### [What to produce]
Reproduce each line of the material exactly, minus any picture.

### [The data]
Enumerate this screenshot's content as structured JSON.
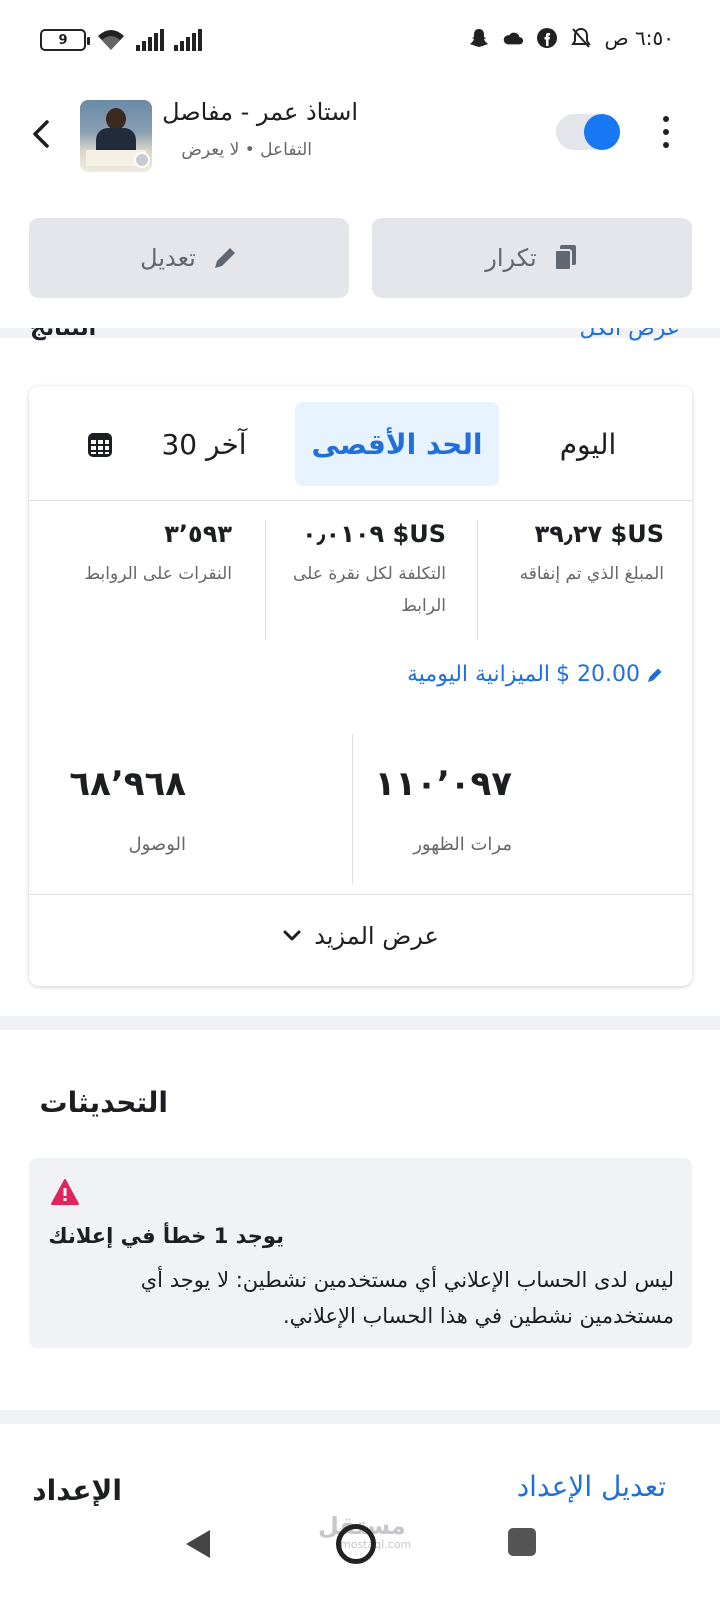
{
  "status_bar": {
    "battery": "9",
    "time": "٦:٥٠ ص"
  },
  "header": {
    "title": "استاذ عمر - مفاصل",
    "subtitle": "التفاعل • لا يعرض"
  },
  "actions": {
    "duplicate_label": "تكرار",
    "edit_label": "تعديل"
  },
  "cutoff": {
    "left": "النتائج",
    "right": "عرض الكل"
  },
  "metrics_card": {
    "tabs": {
      "today": "اليوم",
      "lifetime": "الحد الأقصى",
      "last30": "آخر 30"
    },
    "amount_spent": {
      "value": "US$ ٣٩٫٢٧",
      "label": "المبلغ الذي تم إنفاقه"
    },
    "cpc": {
      "value": "US$ ٠٫٠١٠٩",
      "label": "التكلفة لكل نقرة على الرابط"
    },
    "link_clicks": {
      "value": "٣٬٥٩٣",
      "label": "النقرات على الروابط"
    },
    "daily_budget": {
      "amount": "$ 20.00",
      "label": "الميزانية اليومية"
    },
    "impressions": {
      "value": "١١٠٬٠٩٧",
      "label": "مرات الظهور"
    },
    "reach": {
      "value": "٦٨٬٩٦٨",
      "label": "الوصول"
    },
    "see_more": "عرض المزيد"
  },
  "updates": {
    "title": "التحديثات",
    "alert_title": "يوجد 1 خطأ في إعلانك",
    "alert_body": "ليس لدى الحساب الإعلاني أي مستخدمين نشطين: لا يوجد أي مستخدمين نشطين في هذا الحساب الإعلاني."
  },
  "setup": {
    "title": "الإعداد",
    "edit_link": "تعديل الإعداد"
  },
  "watermark": {
    "text": "مستقل",
    "sub": "mostaql.com"
  },
  "colors": {
    "accent": "#1877f2",
    "link": "#216fdb",
    "error": "#e0245e"
  }
}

### [Answer area]
Enumerate this screenshot's content as structured JSON.
{
  "status_bar": {
    "battery": "9",
    "time": "٦:٥٠ ص"
  },
  "header": {
    "title": "استاذ عمر - مفاصل",
    "subtitle": "التفاعل • لا يعرض"
  },
  "actions": {
    "duplicate_label": "تكرار",
    "edit_label": "تعديل"
  },
  "cutoff": {
    "left": "النتائج",
    "right": "عرض الكل"
  },
  "metrics_card": {
    "tabs": {
      "today": "اليوم",
      "lifetime": "الحد الأقصى",
      "last30": "آخر 30"
    },
    "amount_spent": {
      "value": "US$ ٣٩٫٢٧",
      "label": "المبلغ الذي تم إنفاقه"
    },
    "cpc": {
      "value": "US$ ٠٫٠١٠٩",
      "label": "التكلفة لكل نقرة على الرابط"
    },
    "link_clicks": {
      "value": "٣٬٥٩٣",
      "label": "النقرات على الروابط"
    },
    "daily_budget": {
      "amount": "$ 20.00",
      "label": "الميزانية اليومية"
    },
    "impressions": {
      "value": "١١٠٬٠٩٧",
      "label": "مرات الظهور"
    },
    "reach": {
      "value": "٦٨٬٩٦٨",
      "label": "الوصول"
    },
    "see_more": "عرض المزيد"
  },
  "updates": {
    "title": "التحديثات",
    "alert_title": "يوجد 1 خطأ في إعلانك",
    "alert_body": "ليس لدى الحساب الإعلاني أي مستخدمين نشطين: لا يوجد أي مستخدمين نشطين في هذا الحساب الإعلاني."
  },
  "setup": {
    "title": "الإعداد",
    "edit_link": "تعديل الإعداد"
  },
  "watermark": {
    "text": "مستقل",
    "sub": "mostaql.com"
  },
  "colors": {
    "accent": "#1877f2",
    "link": "#216fdb",
    "error": "#e0245e"
  }
}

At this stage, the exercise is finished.